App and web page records

□ □ □

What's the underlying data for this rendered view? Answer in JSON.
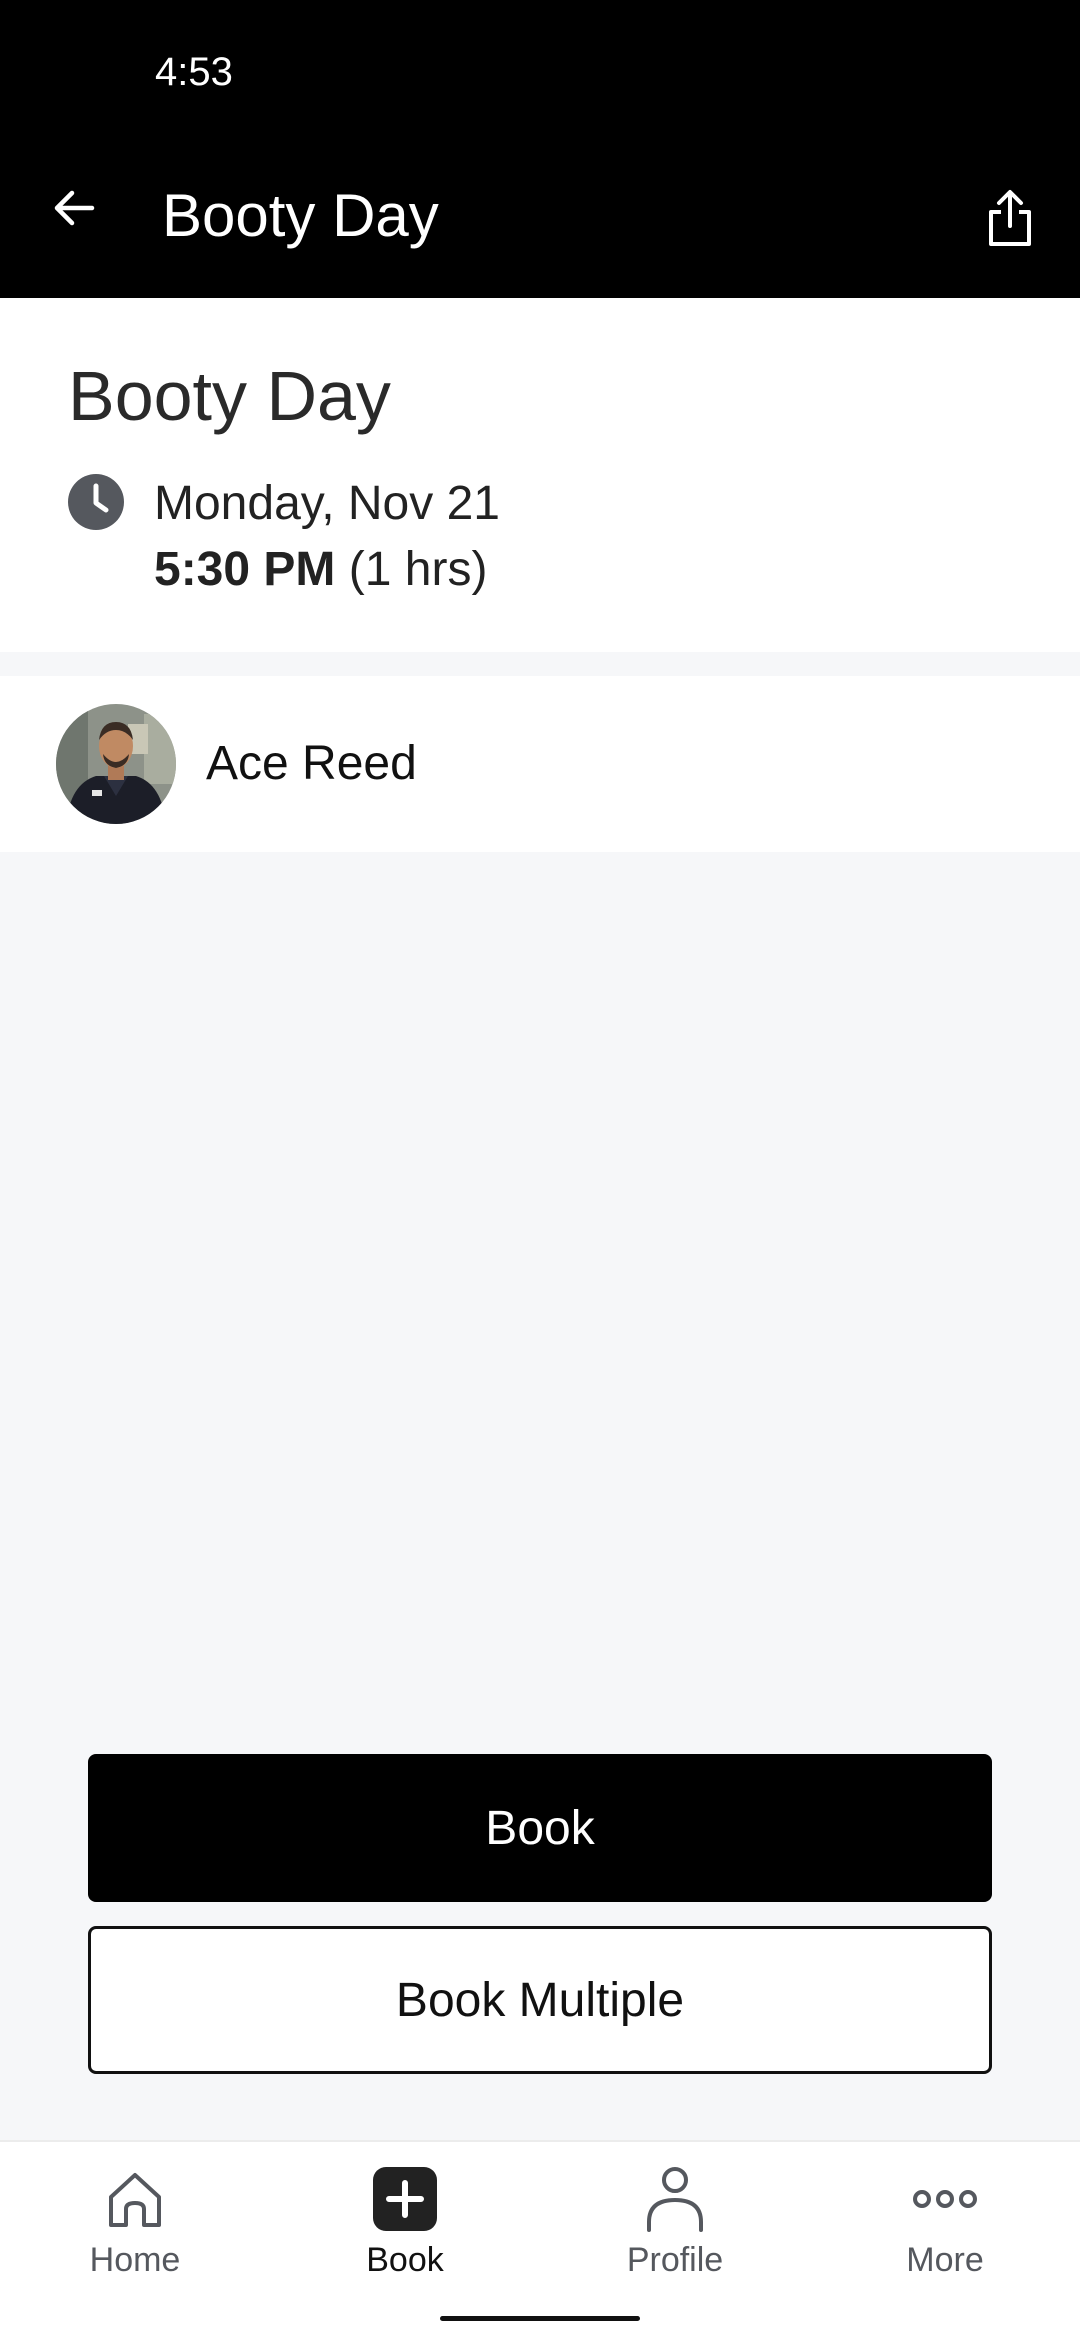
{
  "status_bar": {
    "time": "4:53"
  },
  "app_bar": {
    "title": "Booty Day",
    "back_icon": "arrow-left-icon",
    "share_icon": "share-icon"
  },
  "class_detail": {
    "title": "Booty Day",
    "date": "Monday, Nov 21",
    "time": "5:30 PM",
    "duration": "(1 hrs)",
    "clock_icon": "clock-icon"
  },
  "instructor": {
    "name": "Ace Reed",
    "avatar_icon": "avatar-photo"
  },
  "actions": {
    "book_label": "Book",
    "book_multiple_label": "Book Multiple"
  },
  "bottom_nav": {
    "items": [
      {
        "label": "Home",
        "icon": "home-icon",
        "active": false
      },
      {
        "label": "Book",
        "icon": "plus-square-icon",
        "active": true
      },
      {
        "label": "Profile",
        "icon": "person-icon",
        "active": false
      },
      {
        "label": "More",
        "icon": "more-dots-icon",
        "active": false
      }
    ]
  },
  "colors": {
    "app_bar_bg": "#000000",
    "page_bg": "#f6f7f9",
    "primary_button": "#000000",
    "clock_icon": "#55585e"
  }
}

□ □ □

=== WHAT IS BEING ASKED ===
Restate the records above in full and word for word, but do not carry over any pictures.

=== OUTPUT OF THE TASK ===
What's the underlying data for this rendered view? Answer in JSON.
{
  "status_bar": {
    "time": "4:53"
  },
  "app_bar": {
    "title": "Booty Day",
    "back_icon": "arrow-left-icon",
    "share_icon": "share-icon"
  },
  "class_detail": {
    "title": "Booty Day",
    "date": "Monday, Nov 21",
    "time": "5:30 PM",
    "duration": "(1 hrs)",
    "clock_icon": "clock-icon"
  },
  "instructor": {
    "name": "Ace Reed",
    "avatar_icon": "avatar-photo"
  },
  "actions": {
    "book_label": "Book",
    "book_multiple_label": "Book Multiple"
  },
  "bottom_nav": {
    "items": [
      {
        "label": "Home",
        "icon": "home-icon",
        "active": false
      },
      {
        "label": "Book",
        "icon": "plus-square-icon",
        "active": true
      },
      {
        "label": "Profile",
        "icon": "person-icon",
        "active": false
      },
      {
        "label": "More",
        "icon": "more-dots-icon",
        "active": false
      }
    ]
  },
  "colors": {
    "app_bar_bg": "#000000",
    "page_bg": "#f6f7f9",
    "primary_button": "#000000",
    "clock_icon": "#55585e"
  }
}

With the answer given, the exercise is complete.